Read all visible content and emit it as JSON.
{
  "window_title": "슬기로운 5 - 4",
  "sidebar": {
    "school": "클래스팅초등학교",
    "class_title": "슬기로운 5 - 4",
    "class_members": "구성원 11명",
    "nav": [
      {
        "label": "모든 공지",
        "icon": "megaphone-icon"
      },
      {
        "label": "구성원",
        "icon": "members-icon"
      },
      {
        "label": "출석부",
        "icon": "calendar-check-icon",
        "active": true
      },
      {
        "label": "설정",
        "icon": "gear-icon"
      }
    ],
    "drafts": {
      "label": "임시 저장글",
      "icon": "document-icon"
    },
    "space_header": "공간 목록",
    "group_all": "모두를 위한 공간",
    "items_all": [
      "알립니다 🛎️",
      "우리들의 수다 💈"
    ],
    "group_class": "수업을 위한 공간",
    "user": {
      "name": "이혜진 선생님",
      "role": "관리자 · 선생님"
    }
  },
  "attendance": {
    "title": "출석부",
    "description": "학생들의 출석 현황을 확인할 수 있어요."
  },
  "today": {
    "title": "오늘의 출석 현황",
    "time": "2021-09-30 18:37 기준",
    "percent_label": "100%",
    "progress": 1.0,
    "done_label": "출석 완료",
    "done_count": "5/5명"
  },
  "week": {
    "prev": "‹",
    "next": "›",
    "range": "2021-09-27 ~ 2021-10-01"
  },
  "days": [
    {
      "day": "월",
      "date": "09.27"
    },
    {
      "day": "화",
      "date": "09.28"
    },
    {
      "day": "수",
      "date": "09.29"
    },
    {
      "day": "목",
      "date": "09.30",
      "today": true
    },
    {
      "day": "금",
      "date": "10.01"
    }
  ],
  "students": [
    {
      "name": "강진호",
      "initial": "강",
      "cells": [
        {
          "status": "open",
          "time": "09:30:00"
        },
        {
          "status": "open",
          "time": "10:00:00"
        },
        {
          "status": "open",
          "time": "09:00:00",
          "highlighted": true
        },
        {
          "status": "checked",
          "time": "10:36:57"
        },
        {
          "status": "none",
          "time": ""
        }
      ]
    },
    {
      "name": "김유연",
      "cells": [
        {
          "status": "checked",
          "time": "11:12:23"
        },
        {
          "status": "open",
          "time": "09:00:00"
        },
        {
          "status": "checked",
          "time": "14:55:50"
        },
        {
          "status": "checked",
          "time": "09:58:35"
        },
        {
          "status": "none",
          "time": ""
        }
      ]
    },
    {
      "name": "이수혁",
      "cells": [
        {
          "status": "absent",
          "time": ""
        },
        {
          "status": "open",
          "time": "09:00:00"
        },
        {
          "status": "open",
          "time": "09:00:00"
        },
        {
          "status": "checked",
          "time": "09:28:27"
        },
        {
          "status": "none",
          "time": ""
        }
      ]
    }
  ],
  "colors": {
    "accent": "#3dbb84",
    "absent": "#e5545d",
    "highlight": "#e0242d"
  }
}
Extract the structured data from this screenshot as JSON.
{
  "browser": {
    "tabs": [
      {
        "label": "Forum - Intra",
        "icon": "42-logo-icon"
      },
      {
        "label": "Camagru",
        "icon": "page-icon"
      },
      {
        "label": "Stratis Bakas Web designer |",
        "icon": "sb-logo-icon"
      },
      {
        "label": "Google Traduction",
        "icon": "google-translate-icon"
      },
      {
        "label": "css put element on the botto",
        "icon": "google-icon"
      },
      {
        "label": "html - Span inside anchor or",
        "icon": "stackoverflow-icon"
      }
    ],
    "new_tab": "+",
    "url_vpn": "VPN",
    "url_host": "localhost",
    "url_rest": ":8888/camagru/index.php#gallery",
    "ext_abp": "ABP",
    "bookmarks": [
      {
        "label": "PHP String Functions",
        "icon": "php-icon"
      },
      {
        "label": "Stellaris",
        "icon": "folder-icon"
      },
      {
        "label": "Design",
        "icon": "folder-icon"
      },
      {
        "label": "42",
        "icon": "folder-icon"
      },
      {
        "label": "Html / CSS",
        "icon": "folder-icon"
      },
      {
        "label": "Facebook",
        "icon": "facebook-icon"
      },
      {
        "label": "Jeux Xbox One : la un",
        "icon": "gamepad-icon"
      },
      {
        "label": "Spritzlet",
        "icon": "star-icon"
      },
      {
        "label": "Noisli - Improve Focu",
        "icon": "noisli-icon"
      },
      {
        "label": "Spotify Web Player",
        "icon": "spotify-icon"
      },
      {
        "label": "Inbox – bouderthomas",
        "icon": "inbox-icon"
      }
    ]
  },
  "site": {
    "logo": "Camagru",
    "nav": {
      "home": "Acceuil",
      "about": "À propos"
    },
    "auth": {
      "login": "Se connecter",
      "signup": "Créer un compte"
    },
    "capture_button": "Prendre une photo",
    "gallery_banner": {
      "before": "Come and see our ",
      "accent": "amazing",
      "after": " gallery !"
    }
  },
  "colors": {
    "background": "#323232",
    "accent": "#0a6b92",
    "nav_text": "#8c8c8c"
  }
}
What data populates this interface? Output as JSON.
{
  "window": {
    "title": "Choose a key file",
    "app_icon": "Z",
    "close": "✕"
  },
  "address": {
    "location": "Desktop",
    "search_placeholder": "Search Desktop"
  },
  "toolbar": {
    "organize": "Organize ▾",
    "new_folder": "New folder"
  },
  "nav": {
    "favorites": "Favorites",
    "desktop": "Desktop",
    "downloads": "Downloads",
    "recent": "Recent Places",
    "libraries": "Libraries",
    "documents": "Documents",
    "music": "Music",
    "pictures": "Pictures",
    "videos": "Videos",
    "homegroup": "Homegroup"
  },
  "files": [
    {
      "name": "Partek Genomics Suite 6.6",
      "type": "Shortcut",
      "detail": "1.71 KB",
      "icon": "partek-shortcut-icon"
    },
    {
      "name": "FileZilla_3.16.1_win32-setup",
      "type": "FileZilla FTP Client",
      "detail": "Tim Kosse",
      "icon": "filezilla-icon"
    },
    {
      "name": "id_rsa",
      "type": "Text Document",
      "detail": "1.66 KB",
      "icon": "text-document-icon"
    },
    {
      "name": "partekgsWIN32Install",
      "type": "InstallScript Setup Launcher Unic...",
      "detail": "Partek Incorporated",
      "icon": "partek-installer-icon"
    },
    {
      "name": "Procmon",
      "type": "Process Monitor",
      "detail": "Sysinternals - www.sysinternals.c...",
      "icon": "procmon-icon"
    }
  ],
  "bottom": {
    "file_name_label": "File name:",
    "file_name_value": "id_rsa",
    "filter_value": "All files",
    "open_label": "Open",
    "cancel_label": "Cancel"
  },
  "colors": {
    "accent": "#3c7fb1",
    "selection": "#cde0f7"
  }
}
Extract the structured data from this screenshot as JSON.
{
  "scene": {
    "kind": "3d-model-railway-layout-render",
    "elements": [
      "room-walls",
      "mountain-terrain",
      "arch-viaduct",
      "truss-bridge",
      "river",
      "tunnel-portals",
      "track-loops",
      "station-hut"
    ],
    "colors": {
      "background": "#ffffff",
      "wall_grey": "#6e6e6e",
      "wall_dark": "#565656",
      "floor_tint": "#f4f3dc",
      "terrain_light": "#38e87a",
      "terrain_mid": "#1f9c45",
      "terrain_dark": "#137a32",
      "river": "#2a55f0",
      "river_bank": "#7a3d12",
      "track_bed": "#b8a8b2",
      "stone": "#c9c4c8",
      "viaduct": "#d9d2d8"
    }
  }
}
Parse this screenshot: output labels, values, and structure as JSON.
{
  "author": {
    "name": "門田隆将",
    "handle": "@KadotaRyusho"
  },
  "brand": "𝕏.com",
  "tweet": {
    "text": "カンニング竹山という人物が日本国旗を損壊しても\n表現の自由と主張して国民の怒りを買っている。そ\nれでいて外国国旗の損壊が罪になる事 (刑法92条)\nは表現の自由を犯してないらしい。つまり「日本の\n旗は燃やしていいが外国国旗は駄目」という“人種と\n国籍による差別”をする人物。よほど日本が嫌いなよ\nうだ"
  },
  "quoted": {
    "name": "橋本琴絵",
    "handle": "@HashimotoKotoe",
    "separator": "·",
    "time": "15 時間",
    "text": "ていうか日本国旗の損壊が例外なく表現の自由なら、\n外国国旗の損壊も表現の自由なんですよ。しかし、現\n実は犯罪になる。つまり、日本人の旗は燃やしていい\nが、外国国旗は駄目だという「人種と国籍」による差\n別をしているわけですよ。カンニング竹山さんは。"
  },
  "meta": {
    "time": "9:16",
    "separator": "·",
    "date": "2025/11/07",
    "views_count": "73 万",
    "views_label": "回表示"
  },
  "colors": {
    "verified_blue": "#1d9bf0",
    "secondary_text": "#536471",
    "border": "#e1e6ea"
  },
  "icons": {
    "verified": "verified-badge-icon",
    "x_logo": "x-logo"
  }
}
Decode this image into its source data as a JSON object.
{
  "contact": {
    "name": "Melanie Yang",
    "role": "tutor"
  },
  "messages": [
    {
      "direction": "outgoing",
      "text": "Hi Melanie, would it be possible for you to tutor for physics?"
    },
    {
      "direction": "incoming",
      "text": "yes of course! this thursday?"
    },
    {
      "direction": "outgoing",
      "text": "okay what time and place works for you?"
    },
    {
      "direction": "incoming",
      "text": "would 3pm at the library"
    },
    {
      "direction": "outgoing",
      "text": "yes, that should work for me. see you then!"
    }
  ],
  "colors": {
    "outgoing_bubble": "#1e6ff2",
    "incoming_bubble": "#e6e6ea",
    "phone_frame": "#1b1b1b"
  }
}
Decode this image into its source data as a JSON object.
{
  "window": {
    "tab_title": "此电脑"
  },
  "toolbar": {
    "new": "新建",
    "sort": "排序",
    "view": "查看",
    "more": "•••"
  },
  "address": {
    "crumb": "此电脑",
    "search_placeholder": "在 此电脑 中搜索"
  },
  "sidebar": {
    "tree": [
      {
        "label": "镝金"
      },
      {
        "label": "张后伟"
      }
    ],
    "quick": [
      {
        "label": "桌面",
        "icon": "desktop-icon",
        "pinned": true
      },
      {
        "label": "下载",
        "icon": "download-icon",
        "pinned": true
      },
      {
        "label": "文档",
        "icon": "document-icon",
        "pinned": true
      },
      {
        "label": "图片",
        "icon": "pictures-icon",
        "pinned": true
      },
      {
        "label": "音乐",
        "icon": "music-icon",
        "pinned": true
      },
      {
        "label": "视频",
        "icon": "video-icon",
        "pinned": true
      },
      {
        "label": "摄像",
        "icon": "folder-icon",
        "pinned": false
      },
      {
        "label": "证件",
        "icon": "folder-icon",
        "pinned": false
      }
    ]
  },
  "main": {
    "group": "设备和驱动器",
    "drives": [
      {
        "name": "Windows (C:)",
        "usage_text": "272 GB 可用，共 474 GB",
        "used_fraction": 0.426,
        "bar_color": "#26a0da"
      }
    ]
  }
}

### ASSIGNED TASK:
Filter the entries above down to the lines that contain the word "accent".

### TASK ANSWER:
    "accent": "#3dbb84",
      "accent": "amazing",
    "accent": "#0a6b92",
    "accent": "#3c7fb1",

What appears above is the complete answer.